NICO Muller is taking over the reins as CEO at Impala Platinum (Implats) at arguably the worst time in its corporate history, but that gives him two major advantages in dealing with the situation.
Muller – who declined to be interviewed by Miningmx as he preferred to go public on his strategy at the firm’s results presentation later in August – has a clean mandate to act decisively first because he is new to the group and bears no responsibility for – or carries baggage from – prior decisions made by his predecessors.
He has also come in at a time when conditions in the platinum sector are so dire that he has no choice but to make the tough calls required irrespective of the political consequences which appear to have stalled drastic remedial action by managements until now.
According to Northam Platinum CEO, Paul Dunne, the point has been reached where the platinum producers have exhausted all the other available options and must now start cutting back on production – something many analysts believe should have been done years ago instead of continuing to produce metal at a loss so maintaining the surplus supply to the market.
More than half the platinum production mined in South Africa is under water – Paul Dunne
Dunne commented: “More than half the platinum production mined in South Africa is under water. The lemon has now been squeezed to the point where there’s nothing left to squeeze out. Costs and capital expenditure have been cut to the bone; the debt and equity markets have been accessed and they cannot keep doing that. The debt markets are now either closed or have become very expensive to tap.
“We are now on the cusp of a severe contraction on the platinum supply side and you are starting to see the impact through developments such as the recent cutbacks at PTM. The cutbacks are not yet as dramatic as everybody wants but it’s happening and you will see more.”
Two years ago Dunne told Miningmx the downturn in the platinum business at that stage was the worst he had seen in his 27-year career. Since then – while there has been some recovery in the prices of rhodium and palladium – the price of platinum has dropped further.
So why have the platinum producers followed a strategy of continuing to churn out metal at a loss hoping for a market recovery when the obvious move would be to chop back on production? Dunne commented: “The barriers to exit from the platinum business in South Africa are just as high as the barriers to entry. We have many long-serving employees so the costs of retrenchment will be no small thing while the costs of shaft closures have to be weighed against the damage that will be done to the asset by that closure as well as the costs of re-opening it again.”
But he said the stage had now been reached where the platinum companies had to act to protect their balance sheets as well as the interests of their shareholders. Asked about the likely political consequences – given previous government backlashes against companies like Anglo American Platinum when they announced major restructuring and retrenchment plans, Dunne replied: “Where the market is at the moment economic considerations outweigh most other considerations.”
Implats has just refinanced some R5bn worth of convertible bonds that were due in 2018 relieving short-term financial pressure albeit at a higher annual interest charge.

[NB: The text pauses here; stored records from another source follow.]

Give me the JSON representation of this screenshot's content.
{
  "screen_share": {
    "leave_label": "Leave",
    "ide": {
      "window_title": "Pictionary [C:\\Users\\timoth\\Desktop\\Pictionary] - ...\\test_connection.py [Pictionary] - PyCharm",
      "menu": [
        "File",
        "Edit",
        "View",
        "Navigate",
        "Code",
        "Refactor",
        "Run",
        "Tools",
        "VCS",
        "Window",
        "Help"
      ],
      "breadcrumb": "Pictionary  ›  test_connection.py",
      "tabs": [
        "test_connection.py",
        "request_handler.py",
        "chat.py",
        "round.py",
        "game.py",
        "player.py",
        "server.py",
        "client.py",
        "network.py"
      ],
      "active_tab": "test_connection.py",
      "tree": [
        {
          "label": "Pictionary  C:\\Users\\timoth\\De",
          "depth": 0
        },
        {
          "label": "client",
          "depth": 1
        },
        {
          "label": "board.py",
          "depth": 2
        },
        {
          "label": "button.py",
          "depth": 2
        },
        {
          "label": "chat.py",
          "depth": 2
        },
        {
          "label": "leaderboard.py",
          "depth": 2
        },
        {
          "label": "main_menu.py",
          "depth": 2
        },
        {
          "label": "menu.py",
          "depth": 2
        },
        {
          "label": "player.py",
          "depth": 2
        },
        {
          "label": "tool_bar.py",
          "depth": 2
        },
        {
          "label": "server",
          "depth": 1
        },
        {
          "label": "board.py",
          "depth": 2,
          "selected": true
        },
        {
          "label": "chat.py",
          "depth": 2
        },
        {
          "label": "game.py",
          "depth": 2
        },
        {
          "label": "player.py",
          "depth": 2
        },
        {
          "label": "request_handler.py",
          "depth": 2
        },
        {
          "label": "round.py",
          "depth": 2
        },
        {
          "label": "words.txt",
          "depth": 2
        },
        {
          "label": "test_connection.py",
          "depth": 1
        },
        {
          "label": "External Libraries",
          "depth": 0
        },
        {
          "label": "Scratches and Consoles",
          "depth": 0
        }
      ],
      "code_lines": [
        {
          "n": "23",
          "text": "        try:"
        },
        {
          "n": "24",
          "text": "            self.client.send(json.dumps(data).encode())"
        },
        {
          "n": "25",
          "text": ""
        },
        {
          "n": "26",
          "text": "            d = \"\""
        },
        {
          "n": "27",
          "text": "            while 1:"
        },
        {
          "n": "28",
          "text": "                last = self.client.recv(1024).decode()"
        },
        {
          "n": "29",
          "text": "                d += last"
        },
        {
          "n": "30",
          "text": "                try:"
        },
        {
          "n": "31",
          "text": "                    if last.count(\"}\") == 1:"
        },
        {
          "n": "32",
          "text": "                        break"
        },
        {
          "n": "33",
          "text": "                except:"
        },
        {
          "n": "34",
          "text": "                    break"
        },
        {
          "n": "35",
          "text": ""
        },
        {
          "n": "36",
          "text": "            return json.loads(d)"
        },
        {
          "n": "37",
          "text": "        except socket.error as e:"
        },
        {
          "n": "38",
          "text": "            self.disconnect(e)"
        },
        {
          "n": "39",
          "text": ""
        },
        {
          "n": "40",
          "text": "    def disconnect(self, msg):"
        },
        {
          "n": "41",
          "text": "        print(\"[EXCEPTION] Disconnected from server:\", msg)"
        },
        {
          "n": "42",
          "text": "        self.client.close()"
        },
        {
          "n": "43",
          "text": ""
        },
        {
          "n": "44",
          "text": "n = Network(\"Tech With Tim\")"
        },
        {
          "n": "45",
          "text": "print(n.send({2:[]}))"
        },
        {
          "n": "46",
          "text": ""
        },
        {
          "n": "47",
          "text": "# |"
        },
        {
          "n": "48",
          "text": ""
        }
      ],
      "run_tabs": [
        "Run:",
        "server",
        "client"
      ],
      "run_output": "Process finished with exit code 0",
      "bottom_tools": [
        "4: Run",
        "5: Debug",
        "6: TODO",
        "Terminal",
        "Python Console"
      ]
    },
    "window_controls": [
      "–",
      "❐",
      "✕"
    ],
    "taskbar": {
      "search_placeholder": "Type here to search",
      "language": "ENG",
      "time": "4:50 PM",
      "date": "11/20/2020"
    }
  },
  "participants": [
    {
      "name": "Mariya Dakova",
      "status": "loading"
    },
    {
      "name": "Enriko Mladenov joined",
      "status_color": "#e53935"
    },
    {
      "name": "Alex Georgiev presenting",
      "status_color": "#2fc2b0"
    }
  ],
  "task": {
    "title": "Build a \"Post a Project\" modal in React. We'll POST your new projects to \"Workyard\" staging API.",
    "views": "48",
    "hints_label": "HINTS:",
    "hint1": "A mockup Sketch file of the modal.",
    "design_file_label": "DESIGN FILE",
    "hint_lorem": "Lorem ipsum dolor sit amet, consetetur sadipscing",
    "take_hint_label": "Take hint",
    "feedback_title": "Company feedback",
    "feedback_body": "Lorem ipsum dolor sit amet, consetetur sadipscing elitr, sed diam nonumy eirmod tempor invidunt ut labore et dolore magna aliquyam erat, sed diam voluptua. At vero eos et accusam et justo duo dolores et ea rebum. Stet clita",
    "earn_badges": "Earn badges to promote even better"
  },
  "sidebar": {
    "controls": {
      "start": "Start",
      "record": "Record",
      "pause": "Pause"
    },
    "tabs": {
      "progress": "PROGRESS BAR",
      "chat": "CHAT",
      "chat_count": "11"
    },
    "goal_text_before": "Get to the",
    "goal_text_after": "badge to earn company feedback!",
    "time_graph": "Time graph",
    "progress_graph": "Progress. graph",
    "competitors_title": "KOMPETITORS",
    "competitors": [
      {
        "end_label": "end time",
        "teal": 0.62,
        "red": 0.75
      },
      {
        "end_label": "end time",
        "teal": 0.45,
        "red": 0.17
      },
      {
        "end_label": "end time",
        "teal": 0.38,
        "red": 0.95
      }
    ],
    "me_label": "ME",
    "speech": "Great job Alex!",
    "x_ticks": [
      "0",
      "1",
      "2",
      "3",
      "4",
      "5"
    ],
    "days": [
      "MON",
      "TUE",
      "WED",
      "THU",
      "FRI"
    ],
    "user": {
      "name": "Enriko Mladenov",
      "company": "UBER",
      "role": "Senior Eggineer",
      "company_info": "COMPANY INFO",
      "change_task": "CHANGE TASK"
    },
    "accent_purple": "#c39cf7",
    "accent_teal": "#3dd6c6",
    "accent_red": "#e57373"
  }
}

The group managed that just in time ahead of the release of the draft third Mining Charter as a result of which “capital markets are now closed”, according to Noah Capital analyst Rene Hochreiter who added that, with more ratings agency downgrades coming “… it will be impossible to raise cash for these companies – Lonmin, Impala and Anglo Platinum’s former Rustenburg section which is now owned by Sibanye”.
In Hochreiter’s view “…shaft closures are now imminent with the latest Mining Charter providing a perfect opportunity to retrench”.
Implats’ stated strategy is develop three new major shafts – 20, 16 and 17 – which have been designed as replacement shafts for existing older infrastructure so as to create “…a more concentrated mining operation with access to new modern shaft complexes making better use of the invested, fixed cost base with higher mining efficiencies and lower unit costs”.
Tight finances have already forced management to focus on construction of the 16 and 20 shafts at the expense of 17 shaft where development has so far been delayed 18 months from the plan announced in February 2015.
Shaft closures are now imminent with the latest Mining Charter providing a perfect opportunity to retrench – René Hochreiter
Hochreiter reckons that Muller will take advantage of the latest draft Mining Charter to start Section 189 restructuring processes and chop back on loss-making shafts. Currently the Impala lease operations at Rustenburg produce some 650,000 ounces of platinum annually, but Hochreiter reckons some 300,000 oz of that output is not payable at current platinum price levels and will be phased out as the new shafts are brought on line.
Hochreiter also reckons that cuts in annual platinum production of between 200,000 oz and 300,000 oz are likely at both Lonmin and Sibanye’s Rustenburg operations.
But Muller has one pillar of support and, ironically, it’s from assets for which Implats has received absolutely no recognition in its share price – until now – because of their location in Zimbabwe where Implats owns 87% of Zimplats and 50% of Mimosa.
Despite all the economic and political grief of operating in Zimbabwe over the past decade, those two operations have consistently been the most profitable in Implats’ stable because they are mechanised and staffed by a skilled workforce that is motivated and keen to work.
The two operations account for about 25% of Implats’ annual refined production but, according to Hochreiter, currently constitute 59% of the value of the Implats shares price calculated on a “sum of the parts” valuation on five-year cash flow. Go figure!